→ **WHAT YOU NEED TO DO**: Each record that comes next should be output exactly; pictures do not belong in the copy.
*** Opening DATASET EXCERPTS ***
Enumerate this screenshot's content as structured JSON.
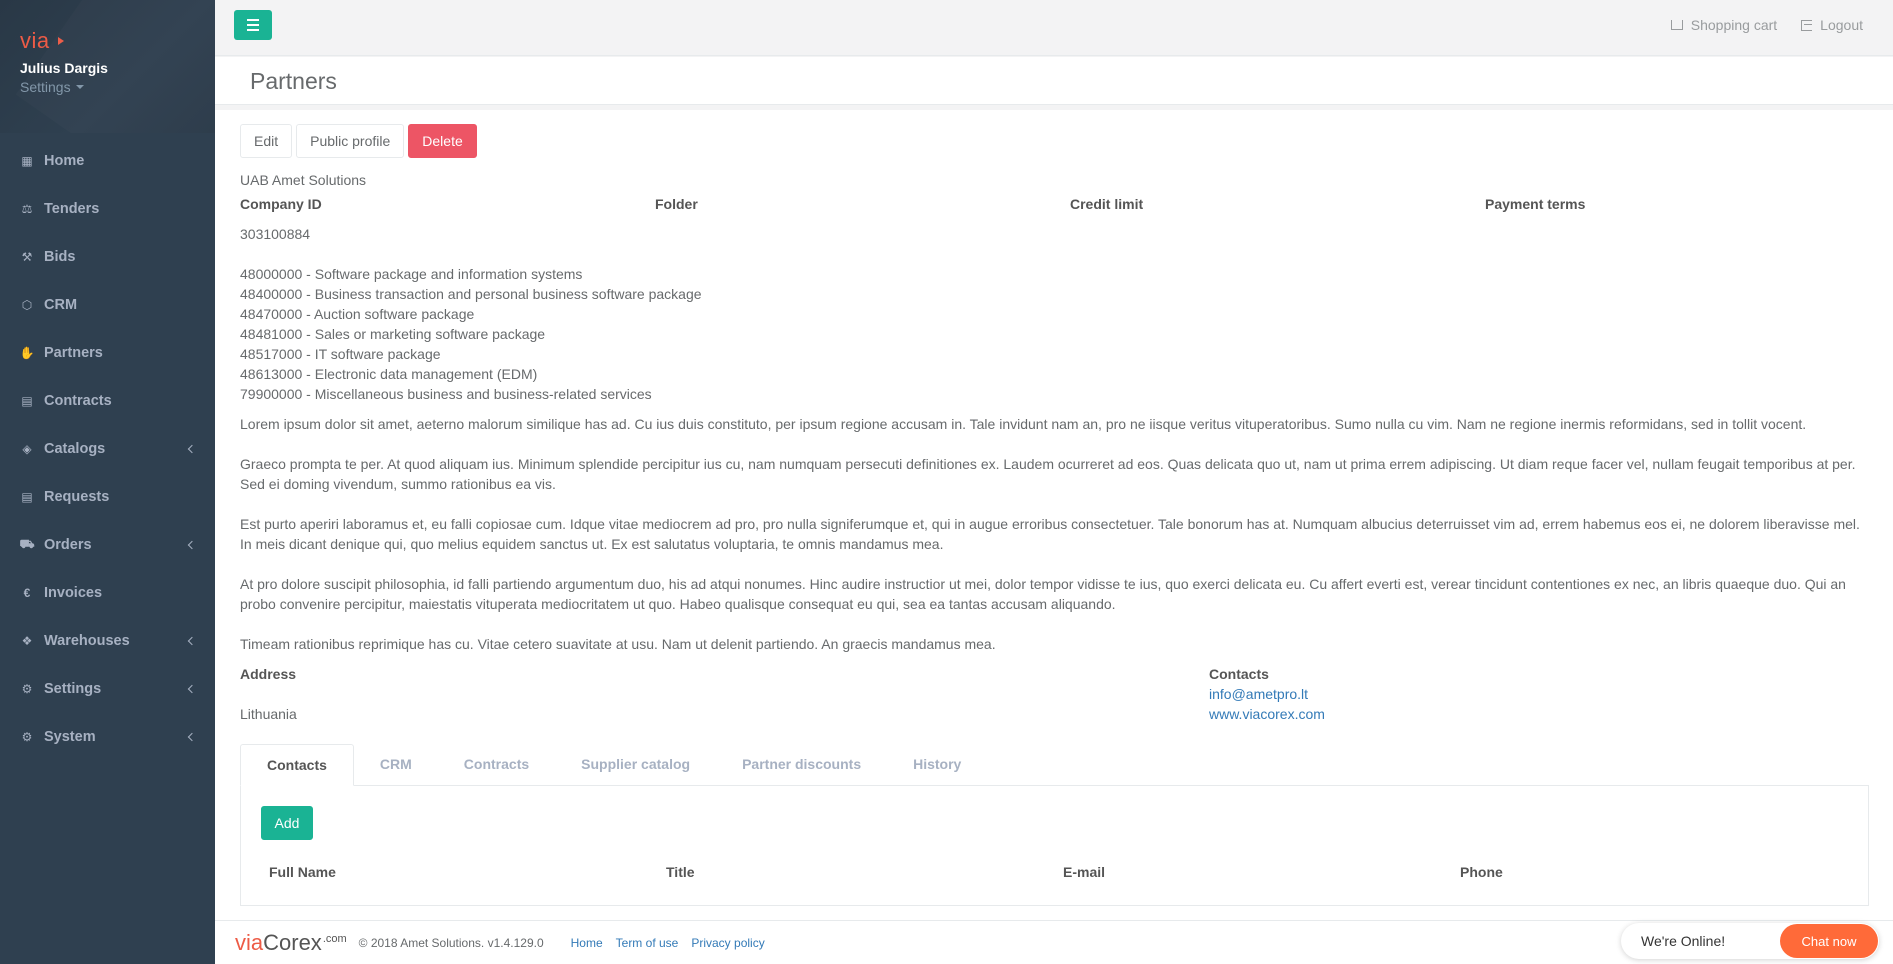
{
  "brand": {
    "logo_text": "via"
  },
  "user": {
    "name": "Julius Dargis",
    "settings_label": "Settings"
  },
  "sidebar": {
    "items": [
      {
        "label": "Home",
        "icon": "th-large-icon",
        "glyph": "▦",
        "has_submenu": false
      },
      {
        "label": "Tenders",
        "icon": "balance-scale-icon",
        "glyph": "⚖",
        "has_submenu": false
      },
      {
        "label": "Bids",
        "icon": "gavel-icon",
        "glyph": "⚒",
        "has_submenu": false
      },
      {
        "label": "CRM",
        "icon": "cubes-icon",
        "glyph": "⬡",
        "has_submenu": false
      },
      {
        "label": "Partners",
        "icon": "handshake-icon",
        "glyph": "✋",
        "has_submenu": false
      },
      {
        "label": "Contracts",
        "icon": "file-text-icon",
        "glyph": "▤",
        "has_submenu": false
      },
      {
        "label": "Catalogs",
        "icon": "tags-icon",
        "glyph": "◈",
        "has_submenu": true
      },
      {
        "label": "Requests",
        "icon": "file-icon",
        "glyph": "▤",
        "has_submenu": false
      },
      {
        "label": "Orders",
        "icon": "shopping-cart-icon",
        "glyph": "⛟",
        "has_submenu": true
      },
      {
        "label": "Invoices",
        "icon": "euro-icon",
        "glyph": "€",
        "has_submenu": false
      },
      {
        "label": "Warehouses",
        "icon": "cubes-icon",
        "glyph": "❖",
        "has_submenu": true
      },
      {
        "label": "Settings",
        "icon": "cogs-icon",
        "glyph": "⚙",
        "has_submenu": true
      },
      {
        "label": "System",
        "icon": "cogs-icon",
        "glyph": "⚙",
        "has_submenu": true
      }
    ]
  },
  "topbar": {
    "cart_label": "Shopping cart",
    "logout_label": "Logout"
  },
  "page": {
    "title": "Partners"
  },
  "actions": {
    "edit": "Edit",
    "public_profile": "Public profile",
    "delete": "Delete"
  },
  "company": {
    "name": "UAB Amet Solutions",
    "headers": {
      "company_id": "Company ID",
      "folder": "Folder",
      "credit_limit": "Credit limit",
      "payment_terms": "Payment terms"
    },
    "company_id": "303100884",
    "cpv_codes": [
      "48000000 - Software package and information systems",
      "48400000 - Business transaction and personal business software package",
      "48470000 - Auction software package",
      "48481000 - Sales or marketing software package",
      "48517000 - IT software package",
      "48613000 - Electronic data management (EDM)",
      "79900000 - Miscellaneous business and business-related services"
    ],
    "description": [
      "Lorem ipsum dolor sit amet, aeterno malorum similique has ad. Cu ius duis constituto, per ipsum regione accusam in. Tale invidunt nam an, pro ne iisque veritus vituperatoribus. Sumo nulla cu vim. Nam ne regione inermis reformidans, sed in tollit vocent.",
      "Graeco prompta te per. At quod aliquam ius. Minimum splendide percipitur ius cu, nam numquam persecuti definitiones ex. Laudem ocurreret ad eos. Quas delicata quo ut, nam ut prima errem adipiscing. Ut diam reque facer vel, nullam feugait temporibus at per. Sed ei doming vivendum, summo rationibus ea vis.",
      "Est purto aperiri laboramus et, eu falli copiosae cum. Idque vitae mediocrem ad pro, pro nulla signiferumque et, qui in augue erroribus consectetuer. Tale bonorum has at. Numquam albucius deterruisset vim ad, errem habemus eos ei, ne dolorem liberavisse mel. In meis dicant denique qui, quo melius equidem sanctus ut. Ex est salutatus voluptaria, te omnis mandamus mea.",
      "At pro dolore suscipit philosophia, id falli partiendo argumentum duo, his ad atqui nonumes. Hinc audire instructior ut mei, dolor tempor vidisse te ius, quo exerci delicata eu. Cu affert everti est, verear tincidunt contentiones ex nec, an libris quaeque duo. Qui an probo convenire percipitur, maiestatis vituperata mediocritatem ut quo. Habeo qualisque consequat eu qui, sea ea tantas accusam aliquando.",
      "Timeam rationibus reprimique has cu. Vitae cetero suavitate at usu. Nam ut delenit partiendo. An graecis mandamus mea."
    ],
    "address_label": "Address",
    "address": "Lithuania",
    "contacts_label": "Contacts",
    "email": "info@ametpro.lt",
    "website": "www.viacorex.com"
  },
  "tabs": [
    "Contacts",
    "CRM",
    "Contracts",
    "Supplier catalog",
    "Partner discounts",
    "History"
  ],
  "contacts_panel": {
    "add_label": "Add",
    "columns": [
      "Full Name",
      "Title",
      "E-mail",
      "Phone"
    ]
  },
  "footer": {
    "logo_via": "via",
    "logo_corex": "Corex",
    "logo_com": ".com",
    "copyright": "© 2018 Amet Solutions. v1.4.129.0",
    "links": [
      "Home",
      "Term of use",
      "Privacy policy"
    ]
  },
  "chat": {
    "status": "We're Online!",
    "button": "Chat now"
  },
  "colors": {
    "sidebar": "#2f4050",
    "primary": "#1ab394",
    "danger": "#ed5565",
    "chat": "#ff6a39",
    "brand": "#ed5b46"
  }
}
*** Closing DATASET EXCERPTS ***
→ **ANSWER SECTION**:
Enumerate this screenshot's content as structured JSON.
{
  "brand": {
    "logo_text": "via"
  },
  "user": {
    "name": "Julius Dargis",
    "settings_label": "Settings"
  },
  "sidebar": {
    "items": [
      {
        "label": "Home",
        "icon": "th-large-icon",
        "glyph": "▦",
        "has_submenu": false
      },
      {
        "label": "Tenders",
        "icon": "balance-scale-icon",
        "glyph": "⚖",
        "has_submenu": false
      },
      {
        "label": "Bids",
        "icon": "gavel-icon",
        "glyph": "⚒",
        "has_submenu": false
      },
      {
        "label": "CRM",
        "icon": "cubes-icon",
        "glyph": "⬡",
        "has_submenu": false
      },
      {
        "label": "Partners",
        "icon": "handshake-icon",
        "glyph": "✋",
        "has_submenu": false
      },
      {
        "label": "Contracts",
        "icon": "file-text-icon",
        "glyph": "▤",
        "has_submenu": false
      },
      {
        "label": "Catalogs",
        "icon": "tags-icon",
        "glyph": "◈",
        "has_submenu": true
      },
      {
        "label": "Requests",
        "icon": "file-icon",
        "glyph": "▤",
        "has_submenu": false
      },
      {
        "label": "Orders",
        "icon": "shopping-cart-icon",
        "glyph": "⛟",
        "has_submenu": true
      },
      {
        "label": "Invoices",
        "icon": "euro-icon",
        "glyph": "€",
        "has_submenu": false
      },
      {
        "label": "Warehouses",
        "icon": "cubes-icon",
        "glyph": "❖",
        "has_submenu": true
      },
      {
        "label": "Settings",
        "icon": "cogs-icon",
        "glyph": "⚙",
        "has_submenu": true
      },
      {
        "label": "System",
        "icon": "cogs-icon",
        "glyph": "⚙",
        "has_submenu": true
      }
    ]
  },
  "topbar": {
    "cart_label": "Shopping cart",
    "logout_label": "Logout"
  },
  "page": {
    "title": "Partners"
  },
  "actions": {
    "edit": "Edit",
    "public_profile": "Public profile",
    "delete": "Delete"
  },
  "company": {
    "name": "UAB Amet Solutions",
    "headers": {
      "company_id": "Company ID",
      "folder": "Folder",
      "credit_limit": "Credit limit",
      "payment_terms": "Payment terms"
    },
    "company_id": "303100884",
    "cpv_codes": [
      "48000000 - Software package and information systems",
      "48400000 - Business transaction and personal business software package",
      "48470000 - Auction software package",
      "48481000 - Sales or marketing software package",
      "48517000 - IT software package",
      "48613000 - Electronic data management (EDM)",
      "79900000 - Miscellaneous business and business-related services"
    ],
    "description": [
      "Lorem ipsum dolor sit amet, aeterno malorum similique has ad. Cu ius duis constituto, per ipsum regione accusam in. Tale invidunt nam an, pro ne iisque veritus vituperatoribus. Sumo nulla cu vim. Nam ne regione inermis reformidans, sed in tollit vocent.",
      "Graeco prompta te per. At quod aliquam ius. Minimum splendide percipitur ius cu, nam numquam persecuti definitiones ex. Laudem ocurreret ad eos. Quas delicata quo ut, nam ut prima errem adipiscing. Ut diam reque facer vel, nullam feugait temporibus at per. Sed ei doming vivendum, summo rationibus ea vis.",
      "Est purto aperiri laboramus et, eu falli copiosae cum. Idque vitae mediocrem ad pro, pro nulla signiferumque et, qui in augue erroribus consectetuer. Tale bonorum has at. Numquam albucius deterruisset vim ad, errem habemus eos ei, ne dolorem liberavisse mel. In meis dicant denique qui, quo melius equidem sanctus ut. Ex est salutatus voluptaria, te omnis mandamus mea.",
      "At pro dolore suscipit philosophia, id falli partiendo argumentum duo, his ad atqui nonumes. Hinc audire instructior ut mei, dolor tempor vidisse te ius, quo exerci delicata eu. Cu affert everti est, verear tincidunt contentiones ex nec, an libris quaeque duo. Qui an probo convenire percipitur, maiestatis vituperata mediocritatem ut quo. Habeo qualisque consequat eu qui, sea ea tantas accusam aliquando.",
      "Timeam rationibus reprimique has cu. Vitae cetero suavitate at usu. Nam ut delenit partiendo. An graecis mandamus mea."
    ],
    "address_label": "Address",
    "address": "Lithuania",
    "contacts_label": "Contacts",
    "email": "info@ametpro.lt",
    "website": "www.viacorex.com"
  },
  "tabs": [
    "Contacts",
    "CRM",
    "Contracts",
    "Supplier catalog",
    "Partner discounts",
    "History"
  ],
  "contacts_panel": {
    "add_label": "Add",
    "columns": [
      "Full Name",
      "Title",
      "E-mail",
      "Phone"
    ]
  },
  "footer": {
    "logo_via": "via",
    "logo_corex": "Corex",
    "logo_com": ".com",
    "copyright": "© 2018 Amet Solutions. v1.4.129.0",
    "links": [
      "Home",
      "Term of use",
      "Privacy policy"
    ]
  },
  "chat": {
    "status": "We're Online!",
    "button": "Chat now"
  },
  "colors": {
    "sidebar": "#2f4050",
    "primary": "#1ab394",
    "danger": "#ed5565",
    "chat": "#ff6a39",
    "brand": "#ed5b46"
  }
}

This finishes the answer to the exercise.